Globally, sugar consumption contracted slightly between 2017-2020, due to a number of reasons, one of which is the continuing war on sugar and the associated imposition of sugar taxes, while another is thought to be the growing choice of alternative sweeteners, particularly those sourced from natural feedstocks. These allow food and beverage manufacturers to claim their product as a ‘healthy’ life-style choice whilst achieving significant sugar reduction. This study provides an update to the ISO’s paper on alternative sweeteners (sugar substitutes) released in 2017. Attention is first directed towards developments and prospects for the key caloric alternatives to sugar. High fructose syrup (HFS) – known as high fructose corn syrup (HFCS) in the leading producer, the US – dominates this category. In the second part attention is turned to high intensity sweeteners (HIS) including the well-established legacy sweeteners – Saccharin, Cyclamate, Aspartame and Acesulfame-K, as well as second generation artificial sweeteners such as Sucralose, Neotame and Advantame. Whilst legacy sweeteners still dominate the HIS market, growth is predominantly in “natural HIS” (derived from sources such as leaves, berries and fruits) including Stevia sweeteners, Luo Han Guo (monk fruit) and sweet proteins (such as Brazzein and Thaumatin). Finally, low intensity sweeteners (LIS), particularly Erythritol, and rare sugars – especially Allulose, are also considered, where new biotech platforms are allowing commercialisation at scale.
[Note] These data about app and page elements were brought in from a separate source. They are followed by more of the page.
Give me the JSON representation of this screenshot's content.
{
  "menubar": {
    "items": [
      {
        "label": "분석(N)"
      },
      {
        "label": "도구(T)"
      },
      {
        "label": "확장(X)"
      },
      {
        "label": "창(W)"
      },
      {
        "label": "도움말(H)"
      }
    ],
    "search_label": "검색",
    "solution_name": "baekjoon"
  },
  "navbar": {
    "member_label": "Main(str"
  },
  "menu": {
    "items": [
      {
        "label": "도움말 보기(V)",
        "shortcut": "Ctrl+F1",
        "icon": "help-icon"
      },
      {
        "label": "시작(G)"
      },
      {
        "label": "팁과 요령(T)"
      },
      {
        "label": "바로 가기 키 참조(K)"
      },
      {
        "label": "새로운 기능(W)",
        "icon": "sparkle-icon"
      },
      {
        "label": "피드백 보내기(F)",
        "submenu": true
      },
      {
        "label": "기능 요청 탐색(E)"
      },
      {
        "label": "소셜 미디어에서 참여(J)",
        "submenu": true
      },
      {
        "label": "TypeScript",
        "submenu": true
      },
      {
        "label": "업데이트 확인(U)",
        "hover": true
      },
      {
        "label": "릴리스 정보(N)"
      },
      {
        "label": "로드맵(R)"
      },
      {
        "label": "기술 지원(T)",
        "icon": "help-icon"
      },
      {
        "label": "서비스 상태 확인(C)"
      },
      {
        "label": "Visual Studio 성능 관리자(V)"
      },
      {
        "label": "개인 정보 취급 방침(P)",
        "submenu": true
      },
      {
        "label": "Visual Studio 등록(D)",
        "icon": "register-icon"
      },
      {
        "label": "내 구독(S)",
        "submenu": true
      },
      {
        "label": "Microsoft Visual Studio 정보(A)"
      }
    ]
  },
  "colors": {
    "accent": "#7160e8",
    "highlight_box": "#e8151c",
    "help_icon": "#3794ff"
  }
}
Whilst providers of alternative sweeteners extol the ability of their offerings (often combined with fibre and other bulking agents) to fully substitute for sugar in “great tasting” products, there is no empirical evidence at a global level, as yet, that alternative sweeteners are diminishing sugar’s share of the global sweeteners market. That said, at a country level there have been losses; the total substitution of sugar by HFCS in US carbonated soft drinks being the most obvious example. Even so, consumer preferences are evidently changing, and product innovation centred on natural sweeteners will likely increase. Sugar’s market share potentially could slowly erode over the coming years, marking a key structural change.
Introduction Background Overview: World Sweeteners Market A: Alternative Caloric Sweeteners High Fructose Syrup (HFS) Global Overview and Drivers North America Europe Asia B: High Intensity Sweeteners The Structure of HIS Demand The Special Role of China (1) Synthetic HIS Saccharin Aspartame Cyclamate Acesulfame-K Sucralose Next Generation Aspartame Sweeteners (2) Natural HIS Stevia Overcapacity and Low Prices New Stevia Sweetener Production Technologies (i) New Cultivars (ii) Enzymatically Modified Leaf Extracts (iii) Fermentation Stevia Sustainability a New Focal Point Luo Han Guo (Monk fruit) (3) Sweet Proteins Thaumatin Brazzein C: Low Calorie - Low Intensity Sweeteners Sugar Alcohols (Polyalcohols) Erythritol Low Calorie Rare Sugars Allulose (D-Psicose) Conclusions